START Supplied entries

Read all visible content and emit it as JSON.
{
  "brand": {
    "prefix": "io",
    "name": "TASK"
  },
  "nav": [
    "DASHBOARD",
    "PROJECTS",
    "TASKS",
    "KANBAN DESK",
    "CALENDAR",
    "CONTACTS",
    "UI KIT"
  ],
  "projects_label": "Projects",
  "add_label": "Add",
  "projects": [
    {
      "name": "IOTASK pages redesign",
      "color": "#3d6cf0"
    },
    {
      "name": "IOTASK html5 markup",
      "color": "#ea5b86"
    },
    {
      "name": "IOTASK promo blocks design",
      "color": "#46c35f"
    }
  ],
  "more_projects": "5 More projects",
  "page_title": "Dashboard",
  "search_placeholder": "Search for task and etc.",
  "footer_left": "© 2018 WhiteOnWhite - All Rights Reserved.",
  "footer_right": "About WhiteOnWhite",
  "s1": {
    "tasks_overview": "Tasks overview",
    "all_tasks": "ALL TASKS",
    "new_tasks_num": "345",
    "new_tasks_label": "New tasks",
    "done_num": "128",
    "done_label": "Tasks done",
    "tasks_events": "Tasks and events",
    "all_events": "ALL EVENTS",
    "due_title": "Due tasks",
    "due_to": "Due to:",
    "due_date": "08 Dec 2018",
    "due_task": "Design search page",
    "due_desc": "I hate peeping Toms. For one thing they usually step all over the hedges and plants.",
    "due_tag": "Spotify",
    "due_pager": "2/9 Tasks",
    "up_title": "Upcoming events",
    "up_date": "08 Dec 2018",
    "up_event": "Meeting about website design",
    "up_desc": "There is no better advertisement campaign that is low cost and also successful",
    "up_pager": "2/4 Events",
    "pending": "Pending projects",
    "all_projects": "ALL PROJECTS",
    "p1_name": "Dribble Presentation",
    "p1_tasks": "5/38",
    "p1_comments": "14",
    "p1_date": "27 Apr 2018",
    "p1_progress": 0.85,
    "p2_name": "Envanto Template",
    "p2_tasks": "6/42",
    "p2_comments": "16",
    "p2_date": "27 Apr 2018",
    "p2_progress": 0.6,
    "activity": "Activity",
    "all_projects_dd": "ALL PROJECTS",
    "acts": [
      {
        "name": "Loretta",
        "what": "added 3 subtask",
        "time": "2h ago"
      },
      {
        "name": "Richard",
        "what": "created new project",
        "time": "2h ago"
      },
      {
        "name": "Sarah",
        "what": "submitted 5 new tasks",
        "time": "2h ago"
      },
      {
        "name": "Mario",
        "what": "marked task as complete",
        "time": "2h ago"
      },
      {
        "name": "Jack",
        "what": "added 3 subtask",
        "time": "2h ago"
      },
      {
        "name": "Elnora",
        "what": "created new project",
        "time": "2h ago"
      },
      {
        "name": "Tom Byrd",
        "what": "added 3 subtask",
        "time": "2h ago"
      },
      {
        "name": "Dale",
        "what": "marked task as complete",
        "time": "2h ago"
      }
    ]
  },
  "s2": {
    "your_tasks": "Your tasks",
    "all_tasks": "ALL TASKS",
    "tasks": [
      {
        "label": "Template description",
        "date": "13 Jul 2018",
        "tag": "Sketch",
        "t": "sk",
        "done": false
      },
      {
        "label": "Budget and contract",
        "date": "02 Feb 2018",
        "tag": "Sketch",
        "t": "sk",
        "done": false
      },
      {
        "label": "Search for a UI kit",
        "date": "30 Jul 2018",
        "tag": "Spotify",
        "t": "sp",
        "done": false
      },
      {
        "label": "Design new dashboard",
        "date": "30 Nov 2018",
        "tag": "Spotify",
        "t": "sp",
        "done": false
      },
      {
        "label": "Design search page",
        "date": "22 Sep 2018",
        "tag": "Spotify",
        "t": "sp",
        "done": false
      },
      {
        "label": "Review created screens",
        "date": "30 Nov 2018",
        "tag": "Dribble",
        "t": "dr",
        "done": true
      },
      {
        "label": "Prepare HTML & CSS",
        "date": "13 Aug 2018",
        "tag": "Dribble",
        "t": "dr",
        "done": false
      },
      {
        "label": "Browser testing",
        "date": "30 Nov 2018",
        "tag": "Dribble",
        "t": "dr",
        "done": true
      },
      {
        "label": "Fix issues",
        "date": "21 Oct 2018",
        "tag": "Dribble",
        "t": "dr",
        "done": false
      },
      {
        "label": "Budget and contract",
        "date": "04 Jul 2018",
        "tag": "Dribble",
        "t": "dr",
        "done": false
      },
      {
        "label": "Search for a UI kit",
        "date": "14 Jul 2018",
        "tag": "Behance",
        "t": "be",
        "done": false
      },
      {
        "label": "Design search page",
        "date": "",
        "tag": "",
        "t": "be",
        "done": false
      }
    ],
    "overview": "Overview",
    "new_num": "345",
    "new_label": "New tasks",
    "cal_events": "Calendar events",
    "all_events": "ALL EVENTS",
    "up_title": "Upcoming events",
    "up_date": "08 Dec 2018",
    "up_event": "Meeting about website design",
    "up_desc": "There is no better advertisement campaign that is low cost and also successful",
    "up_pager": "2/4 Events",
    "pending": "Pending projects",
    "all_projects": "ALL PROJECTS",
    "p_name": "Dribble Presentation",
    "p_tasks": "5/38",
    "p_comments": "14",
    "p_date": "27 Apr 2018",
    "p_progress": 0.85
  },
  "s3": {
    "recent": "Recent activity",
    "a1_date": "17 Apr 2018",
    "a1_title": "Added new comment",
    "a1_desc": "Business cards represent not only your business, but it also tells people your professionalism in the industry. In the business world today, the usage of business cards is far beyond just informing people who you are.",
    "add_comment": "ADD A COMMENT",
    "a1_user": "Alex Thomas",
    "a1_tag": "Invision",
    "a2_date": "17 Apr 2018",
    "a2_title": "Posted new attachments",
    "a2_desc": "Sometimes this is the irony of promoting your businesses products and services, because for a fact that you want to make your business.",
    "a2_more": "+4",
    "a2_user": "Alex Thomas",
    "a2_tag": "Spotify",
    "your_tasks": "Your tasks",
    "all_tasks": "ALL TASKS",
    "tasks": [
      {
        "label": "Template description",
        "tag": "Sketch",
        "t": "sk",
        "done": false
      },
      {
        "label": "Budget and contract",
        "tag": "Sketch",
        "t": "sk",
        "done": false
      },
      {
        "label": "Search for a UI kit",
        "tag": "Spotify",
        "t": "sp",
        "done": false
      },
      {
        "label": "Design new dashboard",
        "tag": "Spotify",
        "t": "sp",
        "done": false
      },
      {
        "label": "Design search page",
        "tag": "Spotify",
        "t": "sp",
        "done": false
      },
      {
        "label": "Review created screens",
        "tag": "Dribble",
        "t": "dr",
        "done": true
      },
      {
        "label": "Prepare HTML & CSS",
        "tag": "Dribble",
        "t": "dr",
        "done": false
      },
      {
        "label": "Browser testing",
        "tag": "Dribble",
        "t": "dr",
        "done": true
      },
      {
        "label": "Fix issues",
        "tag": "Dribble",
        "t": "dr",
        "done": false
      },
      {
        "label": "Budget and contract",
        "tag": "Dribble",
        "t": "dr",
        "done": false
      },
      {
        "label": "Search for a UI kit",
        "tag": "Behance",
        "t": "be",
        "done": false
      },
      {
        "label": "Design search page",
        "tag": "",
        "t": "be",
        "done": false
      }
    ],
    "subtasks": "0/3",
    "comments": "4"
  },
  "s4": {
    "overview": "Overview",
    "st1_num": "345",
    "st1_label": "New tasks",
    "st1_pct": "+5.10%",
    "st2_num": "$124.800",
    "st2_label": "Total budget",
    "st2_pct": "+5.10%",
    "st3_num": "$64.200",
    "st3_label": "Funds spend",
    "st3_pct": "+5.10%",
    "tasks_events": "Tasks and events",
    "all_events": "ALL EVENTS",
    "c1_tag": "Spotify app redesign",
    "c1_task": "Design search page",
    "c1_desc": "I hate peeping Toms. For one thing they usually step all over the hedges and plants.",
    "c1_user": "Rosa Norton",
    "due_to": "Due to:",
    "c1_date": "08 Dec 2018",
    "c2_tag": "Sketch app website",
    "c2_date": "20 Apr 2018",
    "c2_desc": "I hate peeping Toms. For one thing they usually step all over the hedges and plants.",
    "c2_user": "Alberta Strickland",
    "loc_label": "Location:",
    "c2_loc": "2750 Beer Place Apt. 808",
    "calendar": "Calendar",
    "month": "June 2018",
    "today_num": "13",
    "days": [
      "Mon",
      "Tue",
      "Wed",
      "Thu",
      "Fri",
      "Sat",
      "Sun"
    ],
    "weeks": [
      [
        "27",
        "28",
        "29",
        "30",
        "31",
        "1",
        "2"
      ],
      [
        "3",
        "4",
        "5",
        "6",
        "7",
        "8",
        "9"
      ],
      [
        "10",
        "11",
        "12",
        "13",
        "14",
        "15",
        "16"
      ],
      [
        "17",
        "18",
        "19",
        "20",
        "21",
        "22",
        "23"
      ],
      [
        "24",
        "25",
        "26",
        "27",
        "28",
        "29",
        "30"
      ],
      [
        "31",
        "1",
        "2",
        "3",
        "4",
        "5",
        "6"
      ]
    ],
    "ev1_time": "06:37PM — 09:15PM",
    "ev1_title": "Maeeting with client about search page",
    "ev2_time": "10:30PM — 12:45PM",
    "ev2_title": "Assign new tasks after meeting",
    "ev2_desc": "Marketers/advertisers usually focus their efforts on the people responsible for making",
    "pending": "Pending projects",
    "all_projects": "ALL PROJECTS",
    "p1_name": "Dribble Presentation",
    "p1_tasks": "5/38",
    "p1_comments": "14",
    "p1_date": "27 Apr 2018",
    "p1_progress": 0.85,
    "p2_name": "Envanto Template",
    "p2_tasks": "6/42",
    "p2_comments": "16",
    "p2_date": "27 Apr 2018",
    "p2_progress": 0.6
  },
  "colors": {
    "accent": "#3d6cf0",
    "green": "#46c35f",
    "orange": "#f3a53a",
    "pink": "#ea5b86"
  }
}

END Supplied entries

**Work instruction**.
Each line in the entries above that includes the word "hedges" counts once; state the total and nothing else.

**Task output**.
3